Entertainment with a Side of Kim Chee
If you have heard of Korean dramas then its likely that you're one or more of the following: Asian, you like manga or you just generally enjoy foreign film and/or television. When exploring a new entertainment genre, if it's not be something you're familiar with, it can overwhelm you. Yet understanding Korean drama isn't that complicated. Here are a few tips for understanding and enjoying Korean dramas.
What are Korean dramas and why do people watch them?
Korean dramas, notably Winter Sonata and Jewel in the Palace, in the first decade of the 21st century, kicked off the Hallyu wave or the surge of popularity for Korean entertainment, most notably in Southeast Asia but all over the world as well. Dramas are what we would commonly refer to in the West as miniseries that embrace such genres (sometimes more than one at a time) of romance, comedy, melodrama and history. Sixteen to twenty episodes are the traditional length for weekly dramas (although there are daily and weekend dramas that are much longer as well). With the benefit of technology, Korean drama lovers can watch their favorite shows on DVD or as the episodes become available and translated into other languages online.
Why do non-Koreans watch Korean dramas?
These shows, because of their length, often deal with the details of everyday life as well as sometimes spanning years of storyline. The plots deal with characters who are caught between traditional values and modernity. Koreans do not shy away from featuring bodily functions in their storylines, such as sharing meals or using the bathroom. In fact, some of the best scenes are in the kitchen or the bathroom. Also, there is a marked absense in "skinship" or romantic touching in Korean dramas and little, if any, discussion of sex or sexuality. All of these features make Korean dramas a breath of fresh air compared to what gets aired on American TV these days.
What are the benefits of watching Korean dramas?
I honestly think that watching Korean drama or international film/TV in general is a way to make the world smaller. You learn a new language, a new culture, you get introduced to new landscapes, cities, people doing things very differently (or sometimes pretty similarly) to what you do. It opens your mind to new experiences. Yes, your experience is somewhat limited because of how you're getting access to culture through traditional media but this is more than you would know if you didn't engage with this kind of entertainment genre.
What are the challenges you will face at first when you first start to watch a Korean drama?
If you're not Asian, its highly likely that everyone will look the same in the Korean drama you're watching (just like I suspect most Westerners look to non-Westerners). Keep watching; that goes away in time. The language may sound strange to you but after awhile it starts to sound familiar (even if you can't speak it, ha!). Sometimes you may question why characters do certain things or don't do certain things. You can always Google something you have questions about to learn more about that aspect of Korean culture.
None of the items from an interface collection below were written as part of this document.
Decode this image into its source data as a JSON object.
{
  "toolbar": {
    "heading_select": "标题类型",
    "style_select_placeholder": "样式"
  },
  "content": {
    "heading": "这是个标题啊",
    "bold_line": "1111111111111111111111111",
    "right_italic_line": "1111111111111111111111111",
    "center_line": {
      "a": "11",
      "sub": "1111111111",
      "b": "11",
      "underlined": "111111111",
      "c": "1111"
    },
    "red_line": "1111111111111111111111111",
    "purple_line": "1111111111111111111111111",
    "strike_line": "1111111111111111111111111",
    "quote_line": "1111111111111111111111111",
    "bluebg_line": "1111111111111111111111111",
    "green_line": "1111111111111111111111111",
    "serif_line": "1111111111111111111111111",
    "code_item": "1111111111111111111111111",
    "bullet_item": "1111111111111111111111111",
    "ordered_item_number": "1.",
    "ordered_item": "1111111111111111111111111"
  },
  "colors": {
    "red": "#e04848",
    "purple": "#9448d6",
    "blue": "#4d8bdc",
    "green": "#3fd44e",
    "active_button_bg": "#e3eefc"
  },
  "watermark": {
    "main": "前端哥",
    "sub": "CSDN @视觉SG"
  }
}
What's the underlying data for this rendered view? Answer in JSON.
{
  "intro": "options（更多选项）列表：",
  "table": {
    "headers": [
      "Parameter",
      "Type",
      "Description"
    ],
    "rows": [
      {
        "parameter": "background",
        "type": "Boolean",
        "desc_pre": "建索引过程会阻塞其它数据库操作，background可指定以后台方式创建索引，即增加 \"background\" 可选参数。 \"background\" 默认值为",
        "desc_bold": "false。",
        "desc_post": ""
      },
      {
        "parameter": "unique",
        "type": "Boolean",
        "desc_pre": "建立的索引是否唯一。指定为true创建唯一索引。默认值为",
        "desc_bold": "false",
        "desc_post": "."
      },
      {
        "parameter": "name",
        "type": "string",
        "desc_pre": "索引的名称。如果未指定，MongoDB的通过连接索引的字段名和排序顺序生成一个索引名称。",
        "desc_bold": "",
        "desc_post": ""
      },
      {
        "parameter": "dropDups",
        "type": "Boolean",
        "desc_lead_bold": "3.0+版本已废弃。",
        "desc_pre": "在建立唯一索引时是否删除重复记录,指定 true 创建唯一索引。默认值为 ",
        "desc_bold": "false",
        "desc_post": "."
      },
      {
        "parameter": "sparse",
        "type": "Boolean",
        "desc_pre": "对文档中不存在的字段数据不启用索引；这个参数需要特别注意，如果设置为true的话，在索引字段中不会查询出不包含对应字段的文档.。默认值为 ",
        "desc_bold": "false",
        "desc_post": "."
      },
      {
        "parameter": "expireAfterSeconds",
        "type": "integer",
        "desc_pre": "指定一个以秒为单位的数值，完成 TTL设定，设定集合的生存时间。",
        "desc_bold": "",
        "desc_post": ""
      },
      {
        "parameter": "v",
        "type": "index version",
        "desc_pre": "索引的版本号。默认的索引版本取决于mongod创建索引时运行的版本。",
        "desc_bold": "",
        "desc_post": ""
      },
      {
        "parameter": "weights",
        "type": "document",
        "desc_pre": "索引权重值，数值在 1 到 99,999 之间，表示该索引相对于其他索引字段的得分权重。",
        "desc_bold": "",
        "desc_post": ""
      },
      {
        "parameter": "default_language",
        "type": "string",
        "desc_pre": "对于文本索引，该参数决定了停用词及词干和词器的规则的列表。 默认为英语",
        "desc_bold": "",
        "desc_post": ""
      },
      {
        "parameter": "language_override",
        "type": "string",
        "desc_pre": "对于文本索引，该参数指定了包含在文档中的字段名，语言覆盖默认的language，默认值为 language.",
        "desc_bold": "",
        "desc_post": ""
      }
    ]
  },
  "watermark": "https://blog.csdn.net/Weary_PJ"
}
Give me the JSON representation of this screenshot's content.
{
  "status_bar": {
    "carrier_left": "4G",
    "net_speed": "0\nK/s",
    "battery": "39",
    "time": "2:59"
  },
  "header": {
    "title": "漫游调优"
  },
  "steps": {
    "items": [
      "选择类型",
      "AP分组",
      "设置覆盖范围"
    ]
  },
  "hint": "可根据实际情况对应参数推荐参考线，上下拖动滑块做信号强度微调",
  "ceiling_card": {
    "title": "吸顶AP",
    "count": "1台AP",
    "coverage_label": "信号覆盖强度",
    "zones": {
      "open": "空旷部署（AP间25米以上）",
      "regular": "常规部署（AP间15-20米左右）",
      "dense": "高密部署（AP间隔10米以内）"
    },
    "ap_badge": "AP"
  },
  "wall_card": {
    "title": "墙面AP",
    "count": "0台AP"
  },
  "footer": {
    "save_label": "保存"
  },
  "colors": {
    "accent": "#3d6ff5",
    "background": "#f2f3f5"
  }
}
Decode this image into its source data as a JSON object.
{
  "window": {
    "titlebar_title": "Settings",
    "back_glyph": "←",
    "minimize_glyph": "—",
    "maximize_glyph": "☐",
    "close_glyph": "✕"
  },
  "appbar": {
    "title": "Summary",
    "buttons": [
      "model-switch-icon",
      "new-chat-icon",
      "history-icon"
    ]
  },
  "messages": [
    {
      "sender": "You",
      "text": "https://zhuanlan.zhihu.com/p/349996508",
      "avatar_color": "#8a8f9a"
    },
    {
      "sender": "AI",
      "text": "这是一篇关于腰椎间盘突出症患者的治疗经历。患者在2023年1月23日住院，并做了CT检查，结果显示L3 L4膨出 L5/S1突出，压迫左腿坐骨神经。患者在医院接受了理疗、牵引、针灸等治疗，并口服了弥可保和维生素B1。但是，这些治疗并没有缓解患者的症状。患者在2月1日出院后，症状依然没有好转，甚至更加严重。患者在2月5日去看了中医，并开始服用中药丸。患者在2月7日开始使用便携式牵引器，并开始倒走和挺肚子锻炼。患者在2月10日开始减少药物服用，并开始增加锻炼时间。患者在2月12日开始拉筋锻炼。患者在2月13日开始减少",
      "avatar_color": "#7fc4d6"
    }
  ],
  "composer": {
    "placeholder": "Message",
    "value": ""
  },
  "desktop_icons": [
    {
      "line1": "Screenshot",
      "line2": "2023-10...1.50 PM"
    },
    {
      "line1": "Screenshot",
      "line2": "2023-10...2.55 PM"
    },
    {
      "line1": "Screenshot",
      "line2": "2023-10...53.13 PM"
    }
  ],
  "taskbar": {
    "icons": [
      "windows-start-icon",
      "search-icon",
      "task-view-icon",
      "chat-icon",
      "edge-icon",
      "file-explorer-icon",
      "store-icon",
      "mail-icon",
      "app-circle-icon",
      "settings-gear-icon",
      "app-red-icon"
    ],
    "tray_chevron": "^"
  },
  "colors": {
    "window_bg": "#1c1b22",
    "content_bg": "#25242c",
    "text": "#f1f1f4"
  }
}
I have learned a lot about Korea, Korean history and Asia in general by watching Korean dramas and I've enjoyed the journey. Any DVDs that you rent or any episodes you watch online will have English subtitles so they'll be easy to follow. If you come across subtitles with translations that seem strange, sometimes that is because it's hard to translate a phrase from Korean to English. There are also several sites and blogs that are uber-helpful in your quest to understand Korean culture through Korean dramas.
Which Korean drama should I watch first?
The first one I ever watched was Boys Over Flowers which is a frothy high school friendship/romance drama. It was so popular both in Korea and abroad that the producers added on at least four more episodes to the story arc (which really kind of dragged out the ending but I loved it anyway). Another good one to start with is My Lovely Kim Sam Soon which is a romantic comedy featuring a hilarious anti-heroine (who has now become my favorite Korean actress). If you would like to tackle Korean historical drama, I would suggest you try watching Queen Seon Duk who was an amazing woman in Korean history. The actors who play her and her nemesis are hypnotizing. Finally, family comedy is an under appreciated Korean drama genre. I recommend you try watching Unstoppable High Kick for the funniest Korean dysfunctional family ever.
Obviously getting hooked on Korean dramas isn't hard. I am living proof of that. If you're interested in exploring this entertainment genre, you'll be enjoying yourself and understanding Korean cultural values (and language!) in no time at all.